The hero of my most recent novel, Adam, is a bare-knuckled boxer. I did a fair bit of reading about boxing during the Regency period, but I also read about boxing and fighting in general. One of the most delightful books I read for research purposes was The Sweet Science, by A.J. Liebling. It's a collection of essays that he wrote for the New Yorker in the 1950s about boxing, named by Sports Illustrated the best book about sports of all time. And for good reason! It's beautifully written, deeply intelligent and absolutely hilarious.
There is one particular snippet from The Sweet Science (a term coined by a Regency author, Pierce Egan) that I find myself thinking of quite often, for its scathing perfection. I'll quote it here:

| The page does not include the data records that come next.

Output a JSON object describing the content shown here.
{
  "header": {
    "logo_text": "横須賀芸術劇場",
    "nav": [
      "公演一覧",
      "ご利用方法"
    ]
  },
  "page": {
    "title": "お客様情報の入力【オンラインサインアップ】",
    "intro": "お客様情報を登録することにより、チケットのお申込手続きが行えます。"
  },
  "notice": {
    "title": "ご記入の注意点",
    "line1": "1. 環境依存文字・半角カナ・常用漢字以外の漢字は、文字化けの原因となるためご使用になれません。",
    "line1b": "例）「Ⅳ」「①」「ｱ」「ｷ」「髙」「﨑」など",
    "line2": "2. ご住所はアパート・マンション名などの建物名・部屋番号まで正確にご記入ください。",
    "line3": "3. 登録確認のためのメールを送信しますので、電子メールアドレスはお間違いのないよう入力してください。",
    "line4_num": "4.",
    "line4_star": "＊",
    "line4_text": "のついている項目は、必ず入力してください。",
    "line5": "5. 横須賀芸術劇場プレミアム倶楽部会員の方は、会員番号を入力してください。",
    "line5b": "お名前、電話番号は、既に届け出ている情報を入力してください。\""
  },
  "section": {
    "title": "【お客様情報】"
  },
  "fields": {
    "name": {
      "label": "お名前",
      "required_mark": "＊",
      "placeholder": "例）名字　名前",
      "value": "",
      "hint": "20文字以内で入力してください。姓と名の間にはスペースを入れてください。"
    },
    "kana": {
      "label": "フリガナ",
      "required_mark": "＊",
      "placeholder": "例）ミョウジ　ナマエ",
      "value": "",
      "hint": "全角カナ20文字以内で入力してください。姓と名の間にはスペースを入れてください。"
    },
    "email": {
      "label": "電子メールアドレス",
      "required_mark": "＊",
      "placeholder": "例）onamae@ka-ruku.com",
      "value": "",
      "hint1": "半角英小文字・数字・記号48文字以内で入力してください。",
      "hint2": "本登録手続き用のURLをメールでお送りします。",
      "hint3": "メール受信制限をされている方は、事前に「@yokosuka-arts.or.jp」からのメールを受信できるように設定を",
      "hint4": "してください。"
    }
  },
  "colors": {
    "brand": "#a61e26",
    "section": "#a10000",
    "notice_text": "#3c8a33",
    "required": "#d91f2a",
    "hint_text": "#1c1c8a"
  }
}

One fight writer, reporting the victory, said Olson was a "burned-out hollow shell," which is like merging Pelion and Ossa, or Ford and General Motors, in the cliché business. He must have meant the shell of a broiled lobster after a shore dinner. (The Sweet Science, A.J. Liebling, 74)
That's a day-long writing workshop right there, in a single paragraph.